When entering into a construction contract with a client, there are many different aspects to the contract that you need to be familiar with. For most contracts, once the deal is signed you can expect that as long as you do the work properly, you will be able to complete the job and get paid as agreed unless something unusual happens. If you’re taking on a government contract, however, the “termination of convenience clause” could prevent this from happening.
A termination of convenience clause was originally developed because the courts determined that it was not in the public’s best interest to force a government agency to move forward with a contract that no longer made sense. There are many examples of when this can take place, such as when the government wants to have a facility built for a particular agency, but then that agency is shut down or consolidated. It doesn’t make sense to force the government to spend millions of dollars on a building they will no longer need.

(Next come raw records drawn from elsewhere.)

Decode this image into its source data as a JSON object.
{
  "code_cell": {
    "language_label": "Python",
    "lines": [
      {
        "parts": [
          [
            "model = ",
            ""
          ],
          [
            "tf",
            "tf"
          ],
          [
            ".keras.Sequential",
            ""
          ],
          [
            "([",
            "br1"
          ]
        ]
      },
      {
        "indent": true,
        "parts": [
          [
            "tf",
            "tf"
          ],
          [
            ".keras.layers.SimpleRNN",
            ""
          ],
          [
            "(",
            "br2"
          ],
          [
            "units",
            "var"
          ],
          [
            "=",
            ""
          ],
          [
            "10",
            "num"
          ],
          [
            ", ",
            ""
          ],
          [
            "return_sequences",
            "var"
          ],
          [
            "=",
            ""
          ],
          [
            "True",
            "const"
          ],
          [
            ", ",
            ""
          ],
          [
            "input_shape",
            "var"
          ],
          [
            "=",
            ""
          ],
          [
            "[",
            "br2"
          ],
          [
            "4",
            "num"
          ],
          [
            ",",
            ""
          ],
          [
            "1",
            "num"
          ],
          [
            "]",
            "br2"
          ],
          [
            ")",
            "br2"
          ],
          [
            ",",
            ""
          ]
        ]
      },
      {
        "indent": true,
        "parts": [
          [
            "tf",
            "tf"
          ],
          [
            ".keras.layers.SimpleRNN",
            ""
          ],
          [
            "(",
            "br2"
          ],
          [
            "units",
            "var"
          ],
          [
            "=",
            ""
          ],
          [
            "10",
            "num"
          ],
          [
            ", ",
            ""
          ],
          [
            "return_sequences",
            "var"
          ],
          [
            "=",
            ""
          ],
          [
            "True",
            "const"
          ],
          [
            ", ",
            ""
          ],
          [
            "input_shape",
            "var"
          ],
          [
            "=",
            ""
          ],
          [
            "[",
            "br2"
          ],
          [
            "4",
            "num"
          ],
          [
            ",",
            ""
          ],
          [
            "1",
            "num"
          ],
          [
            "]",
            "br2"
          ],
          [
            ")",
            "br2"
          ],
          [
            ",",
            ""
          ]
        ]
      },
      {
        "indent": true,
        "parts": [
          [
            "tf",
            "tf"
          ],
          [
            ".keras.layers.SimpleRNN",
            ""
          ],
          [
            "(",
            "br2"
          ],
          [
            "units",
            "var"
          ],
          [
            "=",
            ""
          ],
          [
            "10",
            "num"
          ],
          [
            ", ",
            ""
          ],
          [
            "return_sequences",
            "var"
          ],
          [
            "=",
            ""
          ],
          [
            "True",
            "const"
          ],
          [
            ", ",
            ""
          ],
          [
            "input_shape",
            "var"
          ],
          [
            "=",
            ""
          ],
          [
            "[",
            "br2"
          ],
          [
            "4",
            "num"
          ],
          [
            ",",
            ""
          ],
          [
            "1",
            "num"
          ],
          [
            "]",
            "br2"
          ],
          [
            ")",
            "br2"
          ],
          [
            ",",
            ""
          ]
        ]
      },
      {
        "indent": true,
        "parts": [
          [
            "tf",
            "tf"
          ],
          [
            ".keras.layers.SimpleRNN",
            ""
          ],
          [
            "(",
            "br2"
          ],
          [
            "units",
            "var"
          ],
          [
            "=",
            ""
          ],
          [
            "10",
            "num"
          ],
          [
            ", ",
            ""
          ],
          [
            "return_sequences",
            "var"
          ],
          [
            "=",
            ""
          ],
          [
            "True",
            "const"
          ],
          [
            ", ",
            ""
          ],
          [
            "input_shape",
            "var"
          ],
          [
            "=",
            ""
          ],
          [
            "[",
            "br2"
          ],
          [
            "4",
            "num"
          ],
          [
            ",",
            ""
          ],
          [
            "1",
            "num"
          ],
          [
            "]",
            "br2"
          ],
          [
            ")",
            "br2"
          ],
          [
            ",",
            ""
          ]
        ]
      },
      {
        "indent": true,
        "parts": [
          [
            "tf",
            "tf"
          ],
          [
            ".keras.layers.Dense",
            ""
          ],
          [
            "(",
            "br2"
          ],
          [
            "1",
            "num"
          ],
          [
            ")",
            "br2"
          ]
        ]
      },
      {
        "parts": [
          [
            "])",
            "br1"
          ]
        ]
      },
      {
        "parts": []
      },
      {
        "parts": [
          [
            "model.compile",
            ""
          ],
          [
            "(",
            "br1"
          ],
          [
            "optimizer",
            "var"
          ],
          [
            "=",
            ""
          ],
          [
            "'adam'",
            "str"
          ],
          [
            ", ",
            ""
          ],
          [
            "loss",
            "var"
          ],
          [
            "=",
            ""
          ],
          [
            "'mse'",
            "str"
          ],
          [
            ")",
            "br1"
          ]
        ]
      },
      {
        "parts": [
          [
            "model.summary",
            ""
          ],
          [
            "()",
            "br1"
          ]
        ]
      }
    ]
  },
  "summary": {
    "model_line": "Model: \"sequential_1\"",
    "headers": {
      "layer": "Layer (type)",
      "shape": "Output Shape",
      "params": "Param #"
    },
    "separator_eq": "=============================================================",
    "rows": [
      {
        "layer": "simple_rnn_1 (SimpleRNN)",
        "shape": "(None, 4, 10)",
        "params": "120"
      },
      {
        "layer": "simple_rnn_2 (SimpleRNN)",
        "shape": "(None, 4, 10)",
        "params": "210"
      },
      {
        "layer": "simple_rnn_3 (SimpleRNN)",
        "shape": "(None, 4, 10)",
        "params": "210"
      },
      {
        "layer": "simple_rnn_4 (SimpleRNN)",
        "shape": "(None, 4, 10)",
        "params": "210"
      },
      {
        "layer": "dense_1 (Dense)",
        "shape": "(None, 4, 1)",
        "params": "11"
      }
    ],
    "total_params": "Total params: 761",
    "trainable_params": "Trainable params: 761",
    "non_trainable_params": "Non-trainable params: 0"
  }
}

What Happens if a Contract is Terminated?
If the government agency in question invokes the termination of convenience clause, you aren’t going to be completely out of luck. These clauses specify that the contractor is entitled to a negotiated settlement that will allow them to recover any costs and losses that incurred. This means, for example, if you have already made a non-refundable order for supplies, you’ll be compensated for the money spent. Any other reasonable expenses or costs will also be recoverable, so you won’t lose money from entering into this contract.
Termination of Convenience in Private Contracts
While almost all government contracts will include a termination of convenience clause, they aren’t nearly as common with private contracts. The courts tend to be of the opinion that if a private company enters into a contract, they should honor it, and it doesn’t hurt the public interest for this type of company to be compelled to honor their contracts. That being said, if both parties agree to have a termination of convenience clause in the contract, it will be honored. This can be used as a negotiating point by either party to help come to an agreement on the deal.
Get the Right Contract
Whether you are working out a contract with a public or a private entity, it is always important to ensure that the contract is properly written up and enforceable. Contact us to get appropriate representation for negotiating, creating, and reviewing your next contract. We’ll work hard to ensure your interests are protected throughout the entire job.